The partial remission phase of type 1 diabetes, in which residual β-cells recover insulin production, offers new hope for therapeutic action.
A review study of biomarkers for the frequently overlooked partial remission phase of type 1 diabetes was conducted by researchers from the Germans Trias i Pujol Research Institute (IGTP), in collaboration with experts in β-cell biology and regeneration from the Diabetes Research Institute in Miami.
Type 1 diabetes is a chronic disease initiated by an autoimmune attack on insulin-producing β-cells. Insulin therapy was introduced over a century ago and changed a once-fatal condition into a manageable one, but type 1 diabetes remains unpreventable and incurable. It drastically impacts patients’ lives, as well as their families, because of considerable potential complications. Furthermore, the disease’s incidence rates continue to increase each year.
Partial remission phase
The course of the disease takes an unpredictable pattern, marked by varying episodes of immune response. This complexity becomes very evident in the partial remission phase, known as the ‘honeymoon phase.’ This is when the disease’s progression appears to pause, and the residual β-cells recover insulin production and secretion, resulting in a decreased dependence on insulin injections for a brief time.
There has been notable progress in understanding the mechanisms leading to type 1 diabetes, but the disease’s evolution after diagnosis has not been explored equally. The partial remission phase offers a new opportunity for therapeutic action after the prediabetes stage, which is difficult to detect because of the requirement of comprehensive screening.
Various metabolic, immunological, and epigenetic changes that happen in the periphery of the body accompany the partial remission phenomenon in type 1 diabetes. These biomarkers include alterations in specific immune cell populations and molecular changes, which impact the disease’s temporary regression. There is little research about immunometabolic markers of this phase, highlighting the significance and potential impact of the work.
In the new study, the scientists investigated how peripheral biomarkers mirror efforts to halt β-cell autoimmunity and their possible application in clinical practice.
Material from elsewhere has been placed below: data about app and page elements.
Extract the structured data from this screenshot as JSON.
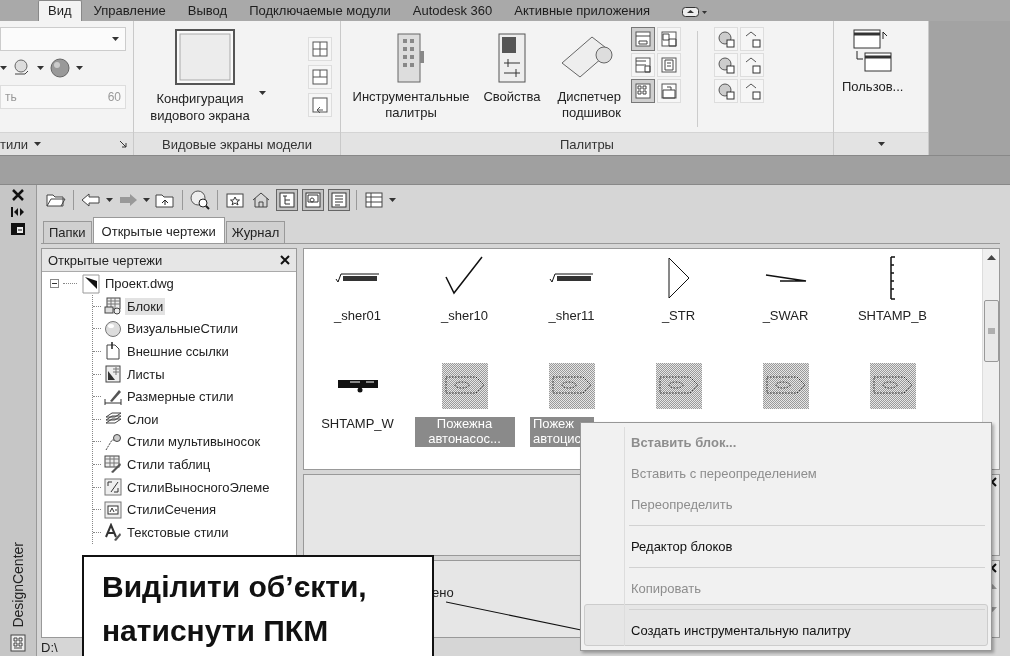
{
  "ribbon": {
    "tabs": [
      {
        "label": "Вид",
        "selected": true
      },
      {
        "label": "Управление",
        "selected": false
      },
      {
        "label": "Вывод",
        "selected": false
      },
      {
        "label": "Подключаемые модули",
        "selected": false
      },
      {
        "label": "Autodesk 360",
        "selected": false
      },
      {
        "label": "Активные приложения",
        "selected": false
      }
    ],
    "styles_panel": {
      "title": "тили",
      "placeholder": "ть",
      "number": "60"
    },
    "viewports_panel": {
      "title": "Видовые экраны модели",
      "button": "Конфигурация видового экрана"
    },
    "palettes_panel": {
      "title": "Палитры",
      "buttons": [
        "Инструментальные палитры",
        "Свойства",
        "Диспетчер подшивок"
      ],
      "toggles": [
        {
          "on": true
        },
        {
          "on": false
        },
        {
          "on": false
        },
        {
          "on": false
        },
        {
          "on": true
        },
        {
          "on": false
        }
      ]
    },
    "interface_panel": {
      "button": "Пользов..."
    }
  },
  "designcenter": {
    "title": "DesignCenter",
    "view_toggles": [
      {
        "on": true
      },
      {
        "on": true
      },
      {
        "on": true
      }
    ],
    "tabs": [
      {
        "label": "Папки",
        "selected": false
      },
      {
        "label": "Открытые чертежи",
        "selected": true
      },
      {
        "label": "Журнал",
        "selected": false
      }
    ],
    "tree": {
      "title": "Открытые чертежи",
      "root": {
        "label": "Проект.dwg",
        "expanded": true,
        "children": [
          {
            "label": "Блоки",
            "kind": "table",
            "selected": true
          },
          {
            "label": "ВизуальныеСтили",
            "kind": "sphere",
            "selected": false
          },
          {
            "label": "Внешние ссылки",
            "kind": "xref",
            "selected": false
          },
          {
            "label": "Листы",
            "kind": "layout",
            "selected": false
          },
          {
            "label": "Размерные стили",
            "kind": "dimstyle",
            "selected": false
          },
          {
            "label": "Слои",
            "kind": "layers",
            "selected": false
          },
          {
            "label": "Стили мультивыносок",
            "kind": "mleader",
            "selected": false
          },
          {
            "label": "Стили таблиц",
            "kind": "tablestyle",
            "selected": false
          },
          {
            "label": "СтилиВыносногоЭлеме",
            "kind": "detailstyle",
            "selected": false
          },
          {
            "label": "СтилиСечения",
            "kind": "sectionstyle",
            "selected": false
          },
          {
            "label": "Текстовые стили",
            "kind": "textstyle",
            "selected": false
          }
        ]
      }
    },
    "blocks": [
      {
        "label": "_sher01",
        "kind": "roughness",
        "selected": false
      },
      {
        "label": "_sher10",
        "kind": "check",
        "selected": false
      },
      {
        "label": "_sher11",
        "kind": "roughness",
        "selected": false
      },
      {
        "label": "_STR",
        "kind": "triangle",
        "selected": false
      },
      {
        "label": "_SWAR",
        "kind": "wedge",
        "selected": false
      },
      {
        "label": "SHTAMP_B",
        "kind": "ruler",
        "selected": false
      },
      {
        "label": "SHTAMP_W",
        "kind": "stamp",
        "selected": false
      },
      {
        "label": "Пожежна автонасос...",
        "kind": "tag",
        "selected": true
      },
      {
        "label": "Пожеж автоцис",
        "kind": "tag",
        "selected": true
      },
      {
        "kind": "tag",
        "selected": true
      },
      {
        "kind": "tag",
        "selected": true
      },
      {
        "kind": "tag",
        "selected": true
      }
    ],
    "description": "ено",
    "status": "D:\\"
  },
  "context_menu": [
    {
      "label": "Вставить блок...",
      "default": true,
      "disabled": true,
      "separator_before": false,
      "selected": false
    },
    {
      "label": "Вставить с переопределением",
      "default": false,
      "disabled": true,
      "separator_before": false,
      "selected": false
    },
    {
      "label": "Переопределить",
      "default": false,
      "disabled": true,
      "separator_before": false,
      "selected": false
    },
    {
      "label": "Редактор блоков",
      "default": false,
      "disabled": false,
      "separator_before": true,
      "selected": false
    },
    {
      "label": "Копировать",
      "default": false,
      "disabled": true,
      "separator_before": true,
      "selected": false
    },
    {
      "label": "Создать инструментальную палитру",
      "default": false,
      "disabled": false,
      "separator_before": true,
      "selected": true
    }
  ],
  "callout": {
    "text": "Виділити об’єкти, натиснути ПКМ"
  }
}
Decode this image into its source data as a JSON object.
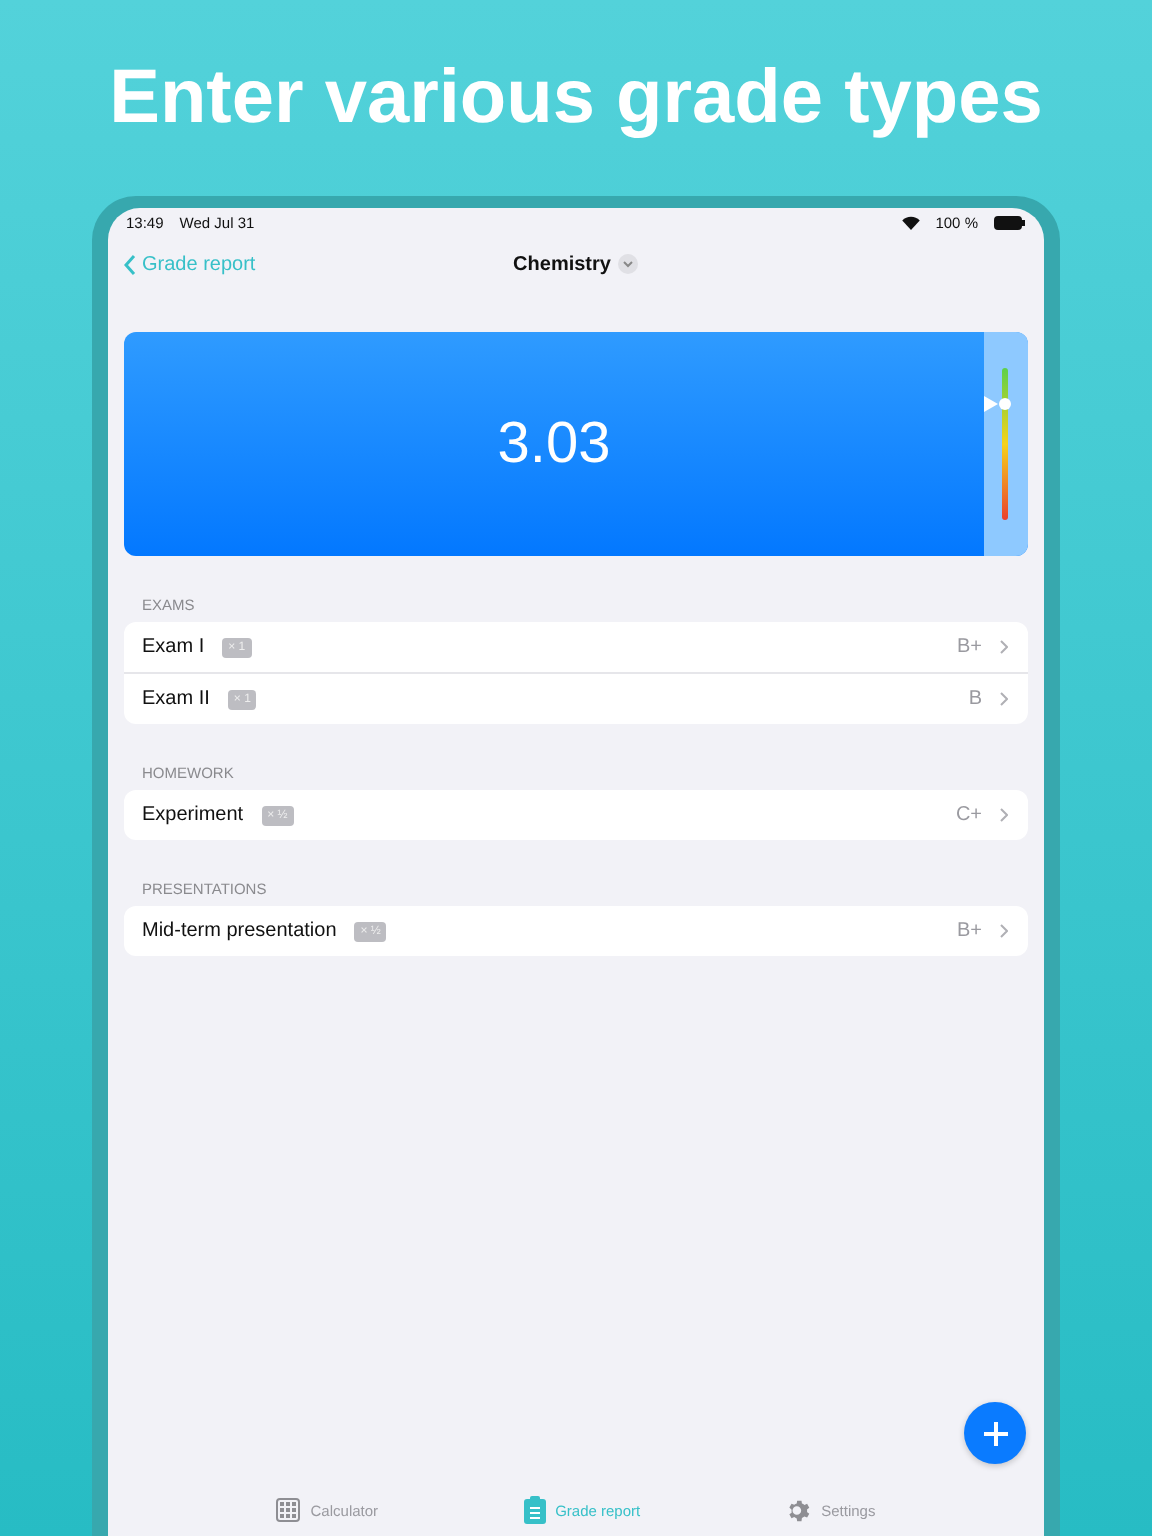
{
  "headline": "Enter various grade types",
  "status_bar": {
    "time": "13:49",
    "date": "Wed Jul 31",
    "battery": "100 %"
  },
  "nav": {
    "back": "Grade report",
    "title": "Chemistry"
  },
  "grade_card": {
    "average": "3.03",
    "level": 0.76
  },
  "sections": [
    {
      "title": "EXAMS",
      "rows": [
        {
          "name": "Exam I",
          "weight": "× 1",
          "grade": "B+"
        },
        {
          "name": "Exam II",
          "weight": "× 1",
          "grade": "B"
        }
      ]
    },
    {
      "title": "HOMEWORK",
      "rows": [
        {
          "name": "Experiment",
          "weight": "× ½",
          "grade": "C+"
        }
      ]
    },
    {
      "title": "PRESENTATIONS",
      "rows": [
        {
          "name": "Mid-term presentation",
          "weight": "× ½",
          "grade": "B+"
        }
      ]
    }
  ],
  "tabs": [
    {
      "label": "Calculator",
      "kind": "calculator",
      "selected": false
    },
    {
      "label": "Grade report",
      "kind": "report",
      "selected": true
    },
    {
      "label": "Settings",
      "kind": "settings",
      "selected": false
    }
  ]
}
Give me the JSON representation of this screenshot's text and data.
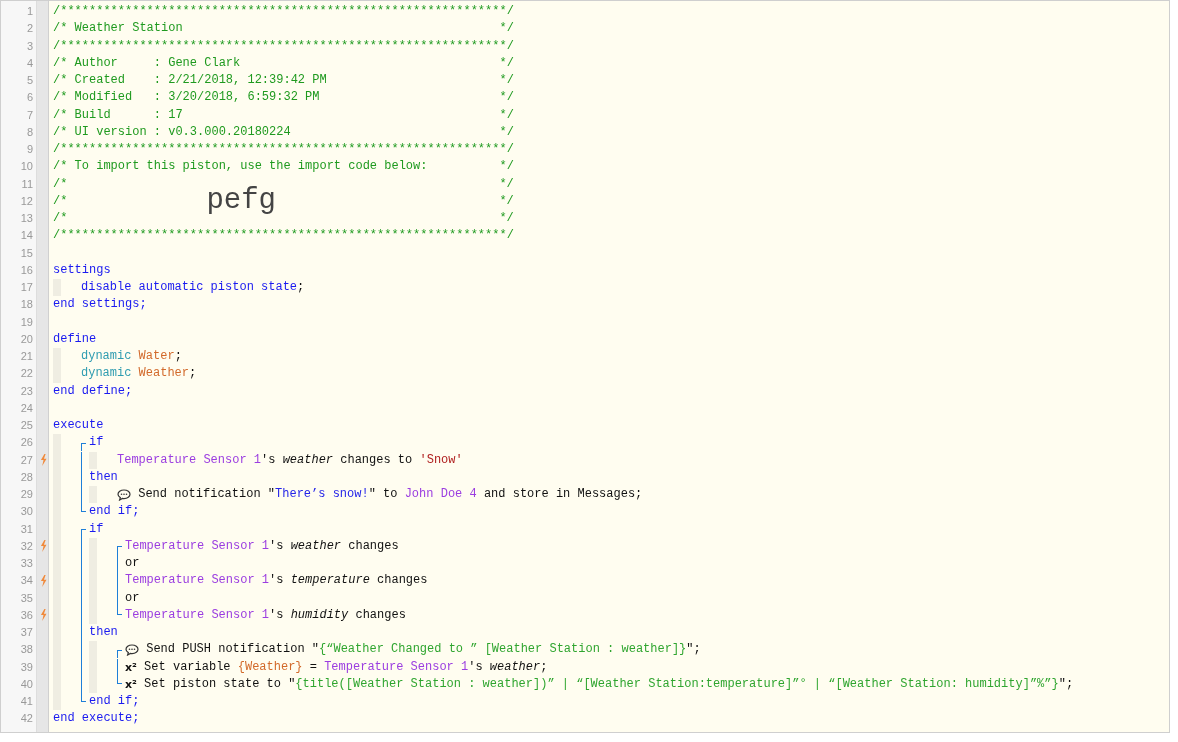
{
  "code": [
    {
      "kind": "line",
      "num": "1",
      "trigger": false,
      "segments": [
        {
          "kind": "comment",
          "text": "/**************************************************************/"
        }
      ]
    },
    {
      "kind": "line",
      "num": "2",
      "trigger": false,
      "segments": [
        {
          "kind": "comment",
          "text": "/* Weather Station                                            */"
        }
      ]
    },
    {
      "kind": "line",
      "num": "3",
      "trigger": false,
      "segments": [
        {
          "kind": "comment",
          "text": "/**************************************************************/"
        }
      ]
    },
    {
      "kind": "line",
      "num": "4",
      "trigger": false,
      "segments": [
        {
          "kind": "comment",
          "text": "/* Author     : Gene Clark                                    */"
        }
      ]
    },
    {
      "kind": "line",
      "num": "5",
      "trigger": false,
      "segments": [
        {
          "kind": "comment",
          "text": "/* Created    : 2/21/2018, 12:39:42 PM                        */"
        }
      ]
    },
    {
      "kind": "line",
      "num": "6",
      "trigger": false,
      "segments": [
        {
          "kind": "comment",
          "text": "/* Modified   : 3/20/2018, 6:59:32 PM                         */"
        }
      ]
    },
    {
      "kind": "line",
      "num": "7",
      "trigger": false,
      "segments": [
        {
          "kind": "comment",
          "text": "/* Build      : 17                                            */"
        }
      ]
    },
    {
      "kind": "line",
      "num": "8",
      "trigger": false,
      "segments": [
        {
          "kind": "comment",
          "text": "/* UI version : v0.3.000.20180224                             */"
        }
      ]
    },
    {
      "kind": "line",
      "num": "9",
      "trigger": false,
      "segments": [
        {
          "kind": "comment",
          "text": "/**************************************************************/"
        }
      ]
    },
    {
      "kind": "line",
      "num": "10",
      "trigger": false,
      "segments": [
        {
          "kind": "comment",
          "text": "/* To import this piston, use the import code below:          */"
        }
      ]
    },
    {
      "kind": "line",
      "num": "11",
      "trigger": false,
      "segments": [
        {
          "kind": "comment-open",
          "text": "/*"
        },
        {
          "kind": "comment",
          "text": "*/"
        }
      ]
    },
    {
      "kind": "line",
      "num": "12",
      "trigger": false,
      "segments": [
        {
          "kind": "comment",
          "text": "/*"
        },
        {
          "kind": "import-code",
          "text": "pefg"
        },
        {
          "kind": "comment",
          "text": "*/"
        }
      ]
    },
    {
      "kind": "line",
      "num": "13",
      "trigger": false,
      "segments": [
        {
          "kind": "comment-open",
          "text": "/*"
        },
        {
          "kind": "comment",
          "text": "*/"
        }
      ]
    },
    {
      "kind": "line",
      "num": "14",
      "trigger": false,
      "segments": [
        {
          "kind": "comment",
          "text": "/**************************************************************/"
        }
      ]
    },
    {
      "kind": "line",
      "num": "15",
      "trigger": false
    },
    {
      "kind": "line",
      "num": "16",
      "trigger": false,
      "segments": [
        {
          "kind": "keyword",
          "text": "settings"
        }
      ],
      "children": [
        {
          "kind": "line",
          "num": "17",
          "trigger": false,
          "segments": [
            {
              "kind": "keyword",
              "text": "disable automatic piston state"
            },
            {
              "kind": "plain",
              "text": ";"
            }
          ]
        }
      ]
    },
    {
      "kind": "line",
      "num": "18",
      "trigger": false,
      "segments": [
        {
          "kind": "keyword",
          "text": "end settings;"
        }
      ]
    },
    {
      "kind": "line",
      "num": "19",
      "trigger": false
    },
    {
      "kind": "line",
      "num": "20",
      "trigger": false,
      "segments": [
        {
          "kind": "keyword",
          "text": "define"
        }
      ],
      "children": [
        {
          "kind": "line",
          "num": "21",
          "trigger": false,
          "segments": [
            {
              "kind": "type",
              "text": "dynamic"
            },
            {
              "kind": "variable",
              "text": "Water"
            },
            {
              "kind": "plain",
              "text": ";"
            }
          ]
        },
        {
          "kind": "line",
          "num": "22",
          "trigger": false,
          "segments": [
            {
              "kind": "type",
              "text": "dynamic"
            },
            {
              "kind": "variable",
              "text": "Weather"
            },
            {
              "kind": "plain",
              "text": ";"
            }
          ]
        }
      ]
    },
    {
      "kind": "line",
      "num": "23",
      "trigger": false,
      "segments": [
        {
          "kind": "keyword",
          "text": "end define;"
        }
      ]
    },
    {
      "kind": "line",
      "num": "24",
      "trigger": false
    },
    {
      "kind": "line",
      "num": "25",
      "trigger": false,
      "segments": [
        {
          "kind": "keyword",
          "text": "execute"
        }
      ],
      "children": [
        {
          "kind": "bracket",
          "children": [
            {
              "kind": "line",
              "num": "26",
              "trigger": false,
              "segments": [
                {
                  "kind": "keyword",
                  "text": "if"
                }
              ],
              "children": [
                {
                  "kind": "line",
                  "num": "27",
                  "trigger": true,
                  "segments": [
                    {
                      "kind": "device",
                      "text": "Temperature Sensor 1"
                    },
                    {
                      "kind": "plain",
                      "text": "'s "
                    },
                    {
                      "kind": "attribute",
                      "text": "weather"
                    },
                    {
                      "kind": "plain",
                      "text": " changes to "
                    },
                    {
                      "kind": "literal",
                      "text": "'Snow'"
                    }
                  ]
                }
              ]
            },
            {
              "kind": "line",
              "num": "28",
              "trigger": false,
              "segments": [
                {
                  "kind": "keyword",
                  "text": "then"
                }
              ],
              "children": [
                {
                  "kind": "line",
                  "num": "29",
                  "trigger": false,
                  "segments": [
                    {
                      "kind": "chat"
                    },
                    {
                      "kind": "plain",
                      "text": " Send notification \""
                    },
                    {
                      "kind": "message",
                      "text": "There’s snow!"
                    },
                    {
                      "kind": "plain",
                      "text": "\" to "
                    },
                    {
                      "kind": "device",
                      "text": "John Doe 4"
                    },
                    {
                      "kind": "plain",
                      "text": " and store in Messages;"
                    }
                  ]
                }
              ]
            },
            {
              "kind": "line",
              "num": "30",
              "trigger": false,
              "segments": [
                {
                  "kind": "keyword",
                  "text": "end if;"
                }
              ]
            }
          ]
        },
        {
          "kind": "bracket",
          "children": [
            {
              "kind": "line",
              "num": "31",
              "trigger": false,
              "segments": [
                {
                  "kind": "keyword",
                  "text": "if"
                }
              ],
              "children": [
                {
                  "kind": "bracket",
                  "children": [
                    {
                      "kind": "line",
                      "num": "32",
                      "trigger": true,
                      "segments": [
                        {
                          "kind": "device",
                          "text": "Temperature Sensor 1"
                        },
                        {
                          "kind": "plain",
                          "text": "'s "
                        },
                        {
                          "kind": "attribute",
                          "text": "weather"
                        },
                        {
                          "kind": "plain",
                          "text": " changes"
                        }
                      ]
                    },
                    {
                      "kind": "line",
                      "num": "33",
                      "trigger": false,
                      "segments": [
                        {
                          "kind": "plain",
                          "text": "or"
                        }
                      ]
                    },
                    {
                      "kind": "line",
                      "num": "34",
                      "trigger": true,
                      "segments": [
                        {
                          "kind": "device",
                          "text": "Temperature Sensor 1"
                        },
                        {
                          "kind": "plain",
                          "text": "'s "
                        },
                        {
                          "kind": "attribute",
                          "text": "temperature"
                        },
                        {
                          "kind": "plain",
                          "text": " changes"
                        }
                      ]
                    },
                    {
                      "kind": "line",
                      "num": "35",
                      "trigger": false,
                      "segments": [
                        {
                          "kind": "plain",
                          "text": "or"
                        }
                      ]
                    },
                    {
                      "kind": "line",
                      "num": "36",
                      "trigger": true,
                      "segments": [
                        {
                          "kind": "device",
                          "text": "Temperature Sensor 1"
                        },
                        {
                          "kind": "plain",
                          "text": "'s "
                        },
                        {
                          "kind": "attribute",
                          "text": "humidity"
                        },
                        {
                          "kind": "plain",
                          "text": " changes"
                        }
                      ]
                    }
                  ]
                }
              ]
            },
            {
              "kind": "line",
              "num": "37",
              "trigger": false,
              "segments": [
                {
                  "kind": "keyword",
                  "text": "then"
                }
              ],
              "children": [
                {
                  "kind": "bracket",
                  "children": [
                    {
                      "kind": "line",
                      "num": "38",
                      "trigger": false,
                      "segments": [
                        {
                          "kind": "chat"
                        },
                        {
                          "kind": "plain",
                          "text": " Send PUSH notification \""
                        },
                        {
                          "kind": "string",
                          "text": "{“Weather Changed to ” [Weather Station : weather]}"
                        },
                        {
                          "kind": "plain",
                          "text": "\";"
                        }
                      ]
                    },
                    {
                      "kind": "line",
                      "num": "39",
                      "trigger": false,
                      "segments": [
                        {
                          "kind": "operation",
                          "text": "x²"
                        },
                        {
                          "kind": "plain",
                          "text": " Set variable "
                        },
                        {
                          "kind": "variable",
                          "text": "{Weather}"
                        },
                        {
                          "kind": "plain",
                          "text": " = "
                        },
                        {
                          "kind": "device",
                          "text": "Temperature Sensor 1"
                        },
                        {
                          "kind": "plain",
                          "text": "'s "
                        },
                        {
                          "kind": "attribute",
                          "text": "weather"
                        },
                        {
                          "kind": "plain",
                          "text": ";"
                        }
                      ]
                    },
                    {
                      "kind": "line",
                      "num": "40",
                      "trigger": false,
                      "segments": [
                        {
                          "kind": "operation",
                          "text": "x²"
                        },
                        {
                          "kind": "plain",
                          "text": " Set piston state to \""
                        },
                        {
                          "kind": "string",
                          "text": "{title([Weather Station : weather])” | “[Weather Station:temperature]”° | “[Weather Station: humidity]”%”}"
                        },
                        {
                          "kind": "plain",
                          "text": "\";"
                        }
                      ]
                    }
                  ]
                }
              ]
            },
            {
              "kind": "line",
              "num": "41",
              "trigger": false,
              "segments": [
                {
                  "kind": "keyword",
                  "text": "end if;"
                }
              ]
            }
          ]
        }
      ]
    },
    {
      "kind": "line",
      "num": "42",
      "trigger": false,
      "segments": [
        {
          "kind": "keyword",
          "text": "end execute;"
        }
      ]
    }
  ]
}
They also studied emerging biomarkers that will add to the knowledge of different progression patterns and improving clinical management and interventions.
Laia Gómez, the study’s first author and predoctoral researcher of the Immunology of Diabetes group at IGTP, said: “grasping the natural mechanisms that lead to β-cell protection by the immune system will give us clues as to how we can tackle the autoimmune attack or at least minimise it.”
The review includes recent studies that suggest novel immunoregulatory pathways that may be direct targets to elongate or induce the ‘honeymoon phase,’ which has been shown to be beneficial for the long-term control of the disease.
The study was published in Trends in Endocrinology and Metabolism.